The Scathing Reality of ‘Don’t Look Up’

By Aana Shenai

Don’t Look Up, the Netflix film centered around two astronomers trying to tell the world about a rapidly approaching asteroid takes dark, political satire to a whole new level.

The movie, which earned a 54% rating on Rotten Tomatoes, tells the story of scientists frantically urging the public to find a solution about the comet. Despite their fact-based predictions and verified math, the comet is largely ignored by the public and swept under the table by the White House. 

Even though it is a story about how the world ends in six months, Don’t Look Up is a crystal-clear reflection of the public response (or lack thereof) to the rapidly approaching climate crisis.

The cast, which includes Jennifer Lawrence, Leonardo DiCaprio, Meryl Streep, Jonah Hill, Cate Blanchett, and Timotheé Chalamet, give notable performances. Each character represents a distinct group in society, from those urging for action to adamant non-believers to those who laugh at it all and are (astonishingly) ignorant.

Lawrence’s performance is especially raw and emotional. Her frustration and panic throughout the movie accurately portray what the younger generations go through in real-life crises. Her character, Ph.D. candidate Dibiasky, opens the film by discovering the comet that is set to impact Earth’s surface in only six months. 

After going on a talk show to inform the public, the astronomers are largely ignored. Dr. Mindy, played by DiCaprio, gets praise on social media for his looks and Kate Dibiasky, played by Lawrence) is ridiculed through memes. 

President Orlean, who gives her son the job of Chief of Staff and only promotes the comet to turn attention away from her recent sex scandal, is an uncanny portrayal of Donald Trump. When creating her own campaign against the scientist, her crowds are thousands of fans clad in red hats with the motto “Don’t Look Up” (sound familiar anyone?).

When Orlean finally decides to hear the scientists’ plan, a billionaire reveals that the comet has trillions of dollars worth of rare metals. Hence, she immediately starts a campaign to mine the comet and create jobs.

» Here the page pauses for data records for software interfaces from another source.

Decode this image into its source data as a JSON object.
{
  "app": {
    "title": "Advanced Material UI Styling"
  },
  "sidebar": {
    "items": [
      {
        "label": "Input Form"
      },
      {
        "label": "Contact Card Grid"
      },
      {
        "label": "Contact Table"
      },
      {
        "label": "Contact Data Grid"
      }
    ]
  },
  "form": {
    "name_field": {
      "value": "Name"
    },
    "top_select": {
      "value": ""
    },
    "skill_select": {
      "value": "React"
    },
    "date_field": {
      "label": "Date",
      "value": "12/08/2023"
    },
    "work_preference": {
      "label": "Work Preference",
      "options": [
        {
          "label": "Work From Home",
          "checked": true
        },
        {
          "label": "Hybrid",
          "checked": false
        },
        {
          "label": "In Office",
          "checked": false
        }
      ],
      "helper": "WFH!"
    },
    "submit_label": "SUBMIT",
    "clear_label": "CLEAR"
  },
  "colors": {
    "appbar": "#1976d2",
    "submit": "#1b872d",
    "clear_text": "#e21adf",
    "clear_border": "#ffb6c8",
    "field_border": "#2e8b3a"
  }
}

After the scientists finally give up trying to convince the government, they form their own campaign (“Just Look Up”) as the comet is so close to Earth that it is visible to the naked eye. For all of their efforts, including a theme song from pop star Riley Bina, played by Ariana Grande, President Orlean makes her own campaign: “Don’t Look Up”.  As the end approaches and nothing can be done to stop the comet, Mindy and Dibiasky have a final meal with their loved ones, President Orlean and a select group of her followers get on a high-tech spaceship, and the rest of the people continue to ignore the apocalypse. 

The ending, which takes place over 22,000 years in the future, shows the group of people who went with Orlean arriving at a new, habitable planet. Orlean is eaten by a strange animal, showing how there was truly no escape for those who denied the comet was real. Even though they made it to a new planet because of their access to sophisticated technology, they ultimately met the same fate as the people on Earth.

After the comedic death of Orlean and the ‘survivors’ of Earth, I didn’t know whether I should laugh or cry. The movie felt oddly choppy at times as it bounced back and forth between sarcasm and anxious moments, especially towards the end when the comet hits and pulverizes all those left on Earth. However, the film’s parallels to real-life made it impossible not to laugh at. From the social media responses to political scandals and cover-ups, the humor made the apocalyptic theme seem less daunting.

Movie production was scheduled for April 2020 but actually started in November of the same year. The movie was intended to reflect how people have reacted to climate change but is really just a portrayal of how and why our society chooses not to believe in science. Despite being written before the COVID-19 pandemic, it is also a sinister portrayal of society’s backlash to the coronavirus. 

Overall, I would give “Don’t Look Up” a 7/10 rating for the quality of acting, accuracy to real life, and humor.